11545 A FINELY CARVED LATE BAROQUE GILTWOOD MIRROR WITH CHERUBIC MASKS WEARING FEATHERED HEADDRESS Probably South American. Eighteenth Century. Measurements: Height: 39″ (99 cm); Width: 23″ (58.4 cm).
Of giltwood. The rectangular frame surmounted by a shaped crest centered by a winged female putto mask with feathered headdress flanked by outswept scrolled shoulders decorated by floral and foliate garlands that continue down the sides of the mirror. The conforming apron centered by a further putto mask. Mirror plate replaced. Possibly once containing a painting.
Old diplomatic US collection formed of items acquired in Mexico and South America
The present mirror is a charming, though somewhat naïve rendition of a European baroque form reproduced most probably in colonial South America during the eighteenth century. Here, classical motifs such as shells and acanthus for the crest and apron are replaced by indigenous flora.
The cherubic female mask of the present mirror’s crest evokes the allegory of the Americas in the traditional representation of the Four Continents. Specifically, the putto wears a feathered headdress and its neck is adorned by a string of pearls. Allegories of the Continents were extremely popular in the baroque era. Prior to the conquest of the Americas, the classical European interpretation of the globe was divided into just three parts: Europe, Africa and Asia. With the discovery of the New World, however, iconography of “the west” developed to connote a new and exotic wilderness and its people, specifically novel flora and fauna, the bow and arrow, and the aforementioned headdress along with feathered belts.
The mirror formed part of the collection of a US diplomat who acquired a great number of antiques in Mexico and South America.

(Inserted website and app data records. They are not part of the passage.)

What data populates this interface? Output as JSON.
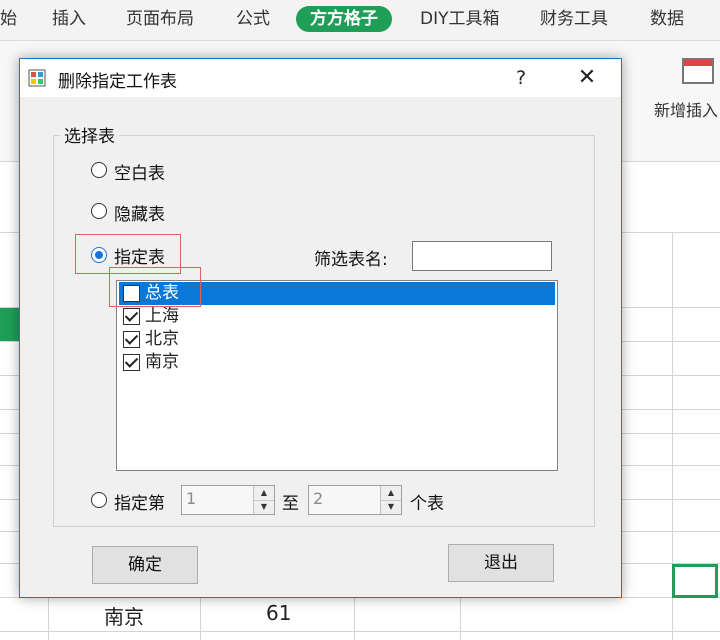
{
  "ribbon": {
    "tabs": [
      {
        "label": "始"
      },
      {
        "label": "插入"
      },
      {
        "label": "页面布局"
      },
      {
        "label": "公式"
      },
      {
        "label": "方方格子"
      },
      {
        "label": "DIY工具箱"
      },
      {
        "label": "财务工具"
      },
      {
        "label": "数据"
      }
    ],
    "active_tab": "方方格子",
    "new_insert_label": "新增插入"
  },
  "sheet": {
    "partial_cells": [
      {
        "text": "南京"
      },
      {
        "text": "61"
      }
    ]
  },
  "dialog": {
    "title": "删除指定工作表",
    "help_label": "?",
    "close_label": "✕",
    "group_label": "选择表",
    "options": {
      "blank": "空白表",
      "hidden": "隐藏表",
      "specified": "指定表",
      "range": "指定第"
    },
    "selected_option": "specified",
    "filter_label": "筛选表名:",
    "filter_value": "",
    "sheets": [
      {
        "name": "总表",
        "checked": false,
        "selected": true
      },
      {
        "name": "上海",
        "checked": true,
        "selected": false
      },
      {
        "name": "北京",
        "checked": true,
        "selected": false
      },
      {
        "name": "南京",
        "checked": true,
        "selected": false
      }
    ],
    "range_from": "1",
    "range_to_label": "至",
    "range_to": "2",
    "range_suffix": "个表",
    "ok_label": "确定",
    "exit_label": "退出"
  },
  "colors": {
    "accent_green": "#1e9e57",
    "selection_blue": "#0a78d7",
    "dialog_border": "#1979ca",
    "highlight_red": "#e06060"
  }
}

Within the contents of his primary US residence was listed “a mirror with gilded Mexican baroque frame” in the master bedroom, which may have referred to the present piece and would support its colonial New Spanish origin.